Question about motors and external power supply (quadcopter whooosh)

Hey guys ! Recently I got my Arduino Uno and played with it for a while :) Now I'm trying to make something a bit more complicated, but I came across a problem ...

Basically, I want to control 4 motors with propellers on a single Arduino, control each motor's speed independantly (making some basic quad copter project). So if I understood correctly (correct me if I'm wrong), if I want to control speed of a single motor, I would just put one wire to one of the pins, other one in ground and give it a "juice" with analogWrite 0-255 (0 - off, 255 - fastest) ?

In few days I'm getting several 3 volt motors (which are probably too weak for this project, but still I'll give it a try before I buy some more expensive motors), and I'm 100% sure I can't just shove them into my Arduino since it can support only up to 5 volts, so it wont be enough to power up four 3 volt motors ?

So my question is this: -is it possible to plug the motors into external power supply, and control their speeds with Arduino somehow ? -how ? :)

Thanks !

The current the Uno can source is more the issue, not the voltage per se.

From memory they can only source 40ma from an output pin? You definitely need to provide some form of motor driver for it. Beyond that I can't help - no experience yet!

Good luck!

Thats what I thought, I just wasn't sure :) Is that motor driver something like this:

It sais it can control 2 stepper motors, or 4 dc motors, but how does that work ? I can attach external power supply to it, and just control their speeds by sending some voltage to it using arduino or ?

For the kind of motors on a quadcopter you'll be using the Servo library, and driving the brushless motor with a suitable ESC from a LiPo battery.

So I need Motor Shield ? The one I can buy fast is Motor Drive Shield L293D, will that be enough for me ? So I can use that motor shield to control speeds of 4 motors independently, and having 4 of them attached to external power supply ?

or can we use a power supply rigged through a couple of transistors for the motor and give inputs from the arduino to the transistors so as to have the transistors act as switches??? crap sorry... just realised we needed servo control...

If you want it to fly, tiny hobby-grade DC motors have insufficient power.

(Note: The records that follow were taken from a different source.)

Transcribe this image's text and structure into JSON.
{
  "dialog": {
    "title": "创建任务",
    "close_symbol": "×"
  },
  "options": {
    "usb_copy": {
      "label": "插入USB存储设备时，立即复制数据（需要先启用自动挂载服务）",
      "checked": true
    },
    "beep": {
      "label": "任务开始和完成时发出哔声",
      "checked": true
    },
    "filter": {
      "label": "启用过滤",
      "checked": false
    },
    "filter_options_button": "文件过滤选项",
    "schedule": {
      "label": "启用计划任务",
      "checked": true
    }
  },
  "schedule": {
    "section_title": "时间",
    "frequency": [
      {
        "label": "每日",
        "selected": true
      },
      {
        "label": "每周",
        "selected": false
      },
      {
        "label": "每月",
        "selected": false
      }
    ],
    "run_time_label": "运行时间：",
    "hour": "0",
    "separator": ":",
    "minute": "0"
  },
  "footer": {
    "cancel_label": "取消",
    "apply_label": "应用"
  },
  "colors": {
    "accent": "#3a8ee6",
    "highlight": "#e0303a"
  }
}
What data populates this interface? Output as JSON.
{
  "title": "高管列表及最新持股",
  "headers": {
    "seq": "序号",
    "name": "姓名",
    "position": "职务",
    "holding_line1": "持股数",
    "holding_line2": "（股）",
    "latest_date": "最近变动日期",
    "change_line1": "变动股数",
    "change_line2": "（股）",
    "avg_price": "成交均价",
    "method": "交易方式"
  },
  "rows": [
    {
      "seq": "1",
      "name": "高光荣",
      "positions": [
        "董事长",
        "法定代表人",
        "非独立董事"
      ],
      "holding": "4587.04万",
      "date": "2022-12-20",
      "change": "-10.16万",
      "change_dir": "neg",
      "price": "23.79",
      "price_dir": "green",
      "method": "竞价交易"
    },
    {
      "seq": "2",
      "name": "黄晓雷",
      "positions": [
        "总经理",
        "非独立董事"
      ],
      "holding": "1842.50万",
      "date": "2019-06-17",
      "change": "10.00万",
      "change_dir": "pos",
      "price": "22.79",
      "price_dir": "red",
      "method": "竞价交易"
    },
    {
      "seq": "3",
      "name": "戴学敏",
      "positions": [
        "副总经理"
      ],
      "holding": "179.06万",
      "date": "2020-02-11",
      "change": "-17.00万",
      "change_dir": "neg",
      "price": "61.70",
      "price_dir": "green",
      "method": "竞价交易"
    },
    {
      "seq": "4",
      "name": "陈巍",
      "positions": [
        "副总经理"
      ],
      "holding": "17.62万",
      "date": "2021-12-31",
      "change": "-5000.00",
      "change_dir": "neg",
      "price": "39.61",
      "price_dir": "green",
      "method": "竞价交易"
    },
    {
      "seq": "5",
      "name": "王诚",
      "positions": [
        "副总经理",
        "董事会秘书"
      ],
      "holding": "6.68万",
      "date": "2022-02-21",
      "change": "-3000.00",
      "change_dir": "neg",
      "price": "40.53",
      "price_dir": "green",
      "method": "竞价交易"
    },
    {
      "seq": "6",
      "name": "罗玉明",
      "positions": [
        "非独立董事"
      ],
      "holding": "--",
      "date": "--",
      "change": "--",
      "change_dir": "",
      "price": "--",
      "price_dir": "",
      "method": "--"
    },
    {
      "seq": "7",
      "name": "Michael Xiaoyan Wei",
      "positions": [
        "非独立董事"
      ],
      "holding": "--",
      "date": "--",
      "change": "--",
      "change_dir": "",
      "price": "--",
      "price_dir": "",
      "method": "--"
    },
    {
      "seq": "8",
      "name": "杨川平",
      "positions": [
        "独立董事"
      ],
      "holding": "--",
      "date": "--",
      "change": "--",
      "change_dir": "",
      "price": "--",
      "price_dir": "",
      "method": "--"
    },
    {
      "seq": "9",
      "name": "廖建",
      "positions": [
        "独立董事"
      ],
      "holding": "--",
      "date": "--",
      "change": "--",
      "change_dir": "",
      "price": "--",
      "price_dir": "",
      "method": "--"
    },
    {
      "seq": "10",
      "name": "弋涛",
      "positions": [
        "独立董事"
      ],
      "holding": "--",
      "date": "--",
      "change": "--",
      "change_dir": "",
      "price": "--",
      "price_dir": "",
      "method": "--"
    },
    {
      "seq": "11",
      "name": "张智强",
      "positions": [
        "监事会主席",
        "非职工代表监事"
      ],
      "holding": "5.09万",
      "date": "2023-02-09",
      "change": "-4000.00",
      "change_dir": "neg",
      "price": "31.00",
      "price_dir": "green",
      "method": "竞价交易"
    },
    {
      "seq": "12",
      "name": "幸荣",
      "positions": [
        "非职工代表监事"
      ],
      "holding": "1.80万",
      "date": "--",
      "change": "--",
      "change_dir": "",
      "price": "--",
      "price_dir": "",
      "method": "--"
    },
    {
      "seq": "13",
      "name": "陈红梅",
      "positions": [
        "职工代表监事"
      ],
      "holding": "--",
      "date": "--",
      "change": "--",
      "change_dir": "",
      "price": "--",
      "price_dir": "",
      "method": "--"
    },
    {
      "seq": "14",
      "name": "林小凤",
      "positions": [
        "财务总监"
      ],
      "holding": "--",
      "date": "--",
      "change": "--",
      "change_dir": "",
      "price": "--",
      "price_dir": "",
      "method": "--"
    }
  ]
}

They need to be 3-phase BLDC motors, and the easiest way to control those is with an off-the-shelf ESC (electronic speed controller). The BLDC input is just a servo signal, and those are really easy to generate from an arduino.

So: buy 4 BLDC motors and 4 ESCs, control them all using the Servo library. And then the hard part (the control loop) begins...

turshija:
Basically, I want to control 4 motors with propellers on a single Arduino, control each motor’s speed independantly (making some basic quad copter project).

You can build it, and you can make the motors spin, but I guarantee you can’t ‘fly’ it in any controlled manner. You will have built a Flying Blender which will zoom off in any random direction.

First, all multicopters have flight controllers with solid state gyro type sensors that keep track of which way the vehicle is pointed, which way the pilot asks the vehicle to move, and then adjusts the motor RPMs to make the vehicle go in that direction. No -human- can control 3 or 4 motors fast and precisely enough to manage vehicle motion in 3 dimensions.

Look up:

Best, openpilot.org Revolution
Middle: Arducopter
Low budget but works (and often out of stock and hard to find -because- it’s cheap): hobbyking.com KK2

Next, even with a flight controller, without a LOT more advice you’ll never be able to pick out the right -match- of weight, power, RPM, battery voltage and mAh, and most importantly prop diameter and pitch. Typical results might be…

Motors spin but it never lifts off. Wrong prop, or purely too heavy for the motors.

Motors spin and it lifts off but lasts only 20 seconds, because the batteries ran down. Which results in loss of power to the flight controller, crash and destruction.

Motors spin and it flies nice for 30 seconds, a motor overheats and burns out in flight. Again the result is crash and destruction.

It flies, and 2 minutes later the battery overheats and catches fire. Crash, destruction, plus fire.

An electric powered flight system is a -designed- -package- not just random parts put together.

Yes you can plug in the gyros, but you’ll spend months of not years writing the code, which is why I mentioned Arducopter. (Arducopter isn’t an Arduino with plugged in gyros, it has them already built into the main board.)

See rcgroups.com and start reading… Find out how to design a copter and you’ll have a much better chance of success. Oh BTW -you- can’t do the first flights yourself either. You’ll need to find an experienced pilot to try it and find out if it’s even -potentially- flyable.

There are standard parts kits that have everything already designed as a package. If you really need to do a lot more DIY, which is of course half the fun, you’re much better off finding a known proven standard design that already tells you all the parts you need that work right together. Experimental design is only for the very experienced.